[EXERCISE PROMPT]
Each line of the data below that holds the word "COVID" is to be reported in full.

[DATA RECORDS]
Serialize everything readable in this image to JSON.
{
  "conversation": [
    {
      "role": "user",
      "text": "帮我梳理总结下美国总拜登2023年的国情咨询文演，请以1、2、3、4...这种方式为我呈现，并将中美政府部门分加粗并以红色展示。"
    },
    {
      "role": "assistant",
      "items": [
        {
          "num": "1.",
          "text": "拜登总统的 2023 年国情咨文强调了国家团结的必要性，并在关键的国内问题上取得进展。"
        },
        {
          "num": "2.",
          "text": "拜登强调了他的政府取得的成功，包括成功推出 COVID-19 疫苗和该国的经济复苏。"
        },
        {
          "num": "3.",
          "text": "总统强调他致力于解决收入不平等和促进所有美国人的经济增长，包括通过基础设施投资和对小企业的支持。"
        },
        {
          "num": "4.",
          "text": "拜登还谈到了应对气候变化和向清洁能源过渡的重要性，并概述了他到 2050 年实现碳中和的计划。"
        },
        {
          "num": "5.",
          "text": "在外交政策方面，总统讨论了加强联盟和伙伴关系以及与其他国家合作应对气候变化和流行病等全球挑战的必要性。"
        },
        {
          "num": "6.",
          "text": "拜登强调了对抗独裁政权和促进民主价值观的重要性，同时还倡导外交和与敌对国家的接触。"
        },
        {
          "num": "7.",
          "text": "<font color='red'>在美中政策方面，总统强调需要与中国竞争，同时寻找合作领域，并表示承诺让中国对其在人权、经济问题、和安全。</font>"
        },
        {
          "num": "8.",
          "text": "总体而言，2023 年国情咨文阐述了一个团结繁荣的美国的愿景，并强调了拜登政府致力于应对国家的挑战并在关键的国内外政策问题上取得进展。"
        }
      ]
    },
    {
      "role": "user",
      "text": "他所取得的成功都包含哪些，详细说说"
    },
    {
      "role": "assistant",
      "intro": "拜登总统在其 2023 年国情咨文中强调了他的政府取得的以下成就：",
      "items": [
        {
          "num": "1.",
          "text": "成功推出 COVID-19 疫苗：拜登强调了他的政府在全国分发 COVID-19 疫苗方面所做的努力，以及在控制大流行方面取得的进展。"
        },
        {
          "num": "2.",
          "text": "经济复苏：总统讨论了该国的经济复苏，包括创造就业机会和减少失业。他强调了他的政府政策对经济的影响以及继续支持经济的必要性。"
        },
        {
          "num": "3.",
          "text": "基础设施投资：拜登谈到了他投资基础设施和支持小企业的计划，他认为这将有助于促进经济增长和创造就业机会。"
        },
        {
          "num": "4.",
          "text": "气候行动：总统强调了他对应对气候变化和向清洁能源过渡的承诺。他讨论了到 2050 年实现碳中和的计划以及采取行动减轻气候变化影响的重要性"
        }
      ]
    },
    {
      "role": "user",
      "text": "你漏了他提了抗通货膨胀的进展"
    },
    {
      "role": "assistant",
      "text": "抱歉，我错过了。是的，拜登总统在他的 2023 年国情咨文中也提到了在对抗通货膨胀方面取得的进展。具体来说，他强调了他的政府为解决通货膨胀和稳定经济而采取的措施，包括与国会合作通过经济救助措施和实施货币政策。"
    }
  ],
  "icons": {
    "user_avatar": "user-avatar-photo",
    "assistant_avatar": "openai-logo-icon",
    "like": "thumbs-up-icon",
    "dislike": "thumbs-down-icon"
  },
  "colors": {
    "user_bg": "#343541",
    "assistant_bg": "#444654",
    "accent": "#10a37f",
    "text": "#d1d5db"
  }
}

[TASK OUTPUT]
          "text": "拜登强调了他的政府取得的成功，包括成功推出 COVID-19 疫苗和该国的经济复苏。"
          "text": "成功推出 COVID-19 疫苗：拜登强调了他的政府在全国分发 COVID-19 疫苗方面所做的努力，以及在控制大流行方面取得的进展。"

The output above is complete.